Dear St. Martin’s Parishioners,
St. Paul urges us in this Sunday’s second reading, “offer your bodies as a living sacrifice, holy and pleasing to God, your spiritual worship.” We are bodily creatures, so our worship of God involves our whole self. Jesus instructs us to “love the Lord your God with all your heart, and with all your soul, and with all your mind, and with all your strength.” Although this encompasses the whole of our lives, I want to focus especially on our worship of God at Sunday Mass.
We must engage our hearts at Sunday Mass. This involves repentance: “Lord have mercy.” Later in the preface to the Eucharistic prayer, the priest implores the congregation, “Lift up your hearts.” Everyone responds, “We lift them up to the Lord.” Our hearts only find their repose and fulfillment in God, so we must make a conscious act of lifting them up to him. I encourage you in that moment to even imagine yourself offering your heart to the Lord in a literal way. Imagine him accepting your heart with everything that is in it. As you approach for Holy Communion, allow your heart to be drawn to the Sacred Heart of Jesus present for you this most sacred act. How does your heart respond?
Our souls are necessarily engaged at Mass as well. Our soul is the deepest, most authentic part of our self.
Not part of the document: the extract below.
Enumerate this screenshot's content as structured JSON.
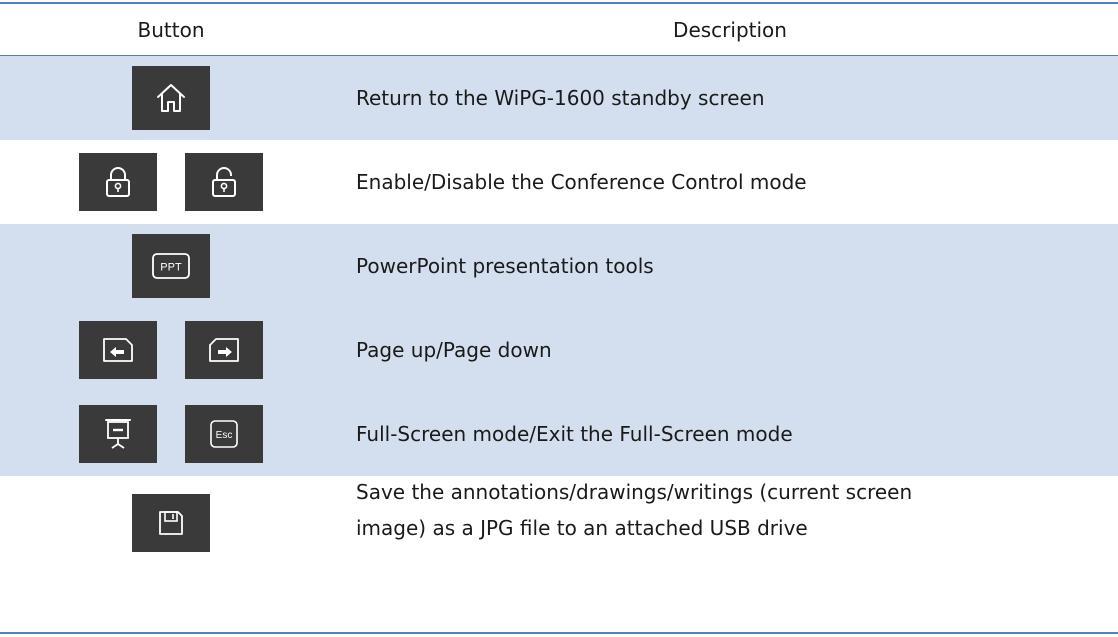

Through our souls we are able to express our deepest desires and longings, that which is most pressing and active within us at any given moment. Before Mass (and during it as well), see what arises within you as the most important aspects of your life to present in prayer to the Lord.
Our minds must also be fully engaged at Mass. We should ask ourselves how the Lord is speaking to us in the readings and homily. When we get distracted, we should recognize that something is pulling us away from that which is most important, an intimate encounter with the Lord—not in the past, not in the future, or in another place—but in the here and now.
Lastly, our strength should be engaged in worshiping the Lord. One simple way of doing this is by lifting your voice in song. If there is no music, then pray the words of the Mass with full voice, and with hearts and minds engaged. Virtue comes from the Latin word for strength. By practicing the virtues of faith, hope, love, humility, piety, thanksgiving and adoration, we fully involve our strength at Mass.
It was a joy to see all of our St. Martin’s School students return this past week. Our school will welcome a special guest on Friday, September 15, as Cardinal Gregory will join us for an all-school Mass to open Hispanic Heritage month. This is an honor for our parish and school, and a recognition of the life-giving presence of so many Hispanic families in our parish and school. I look forward to celebrating that special Mass with all of our students and their families, as well.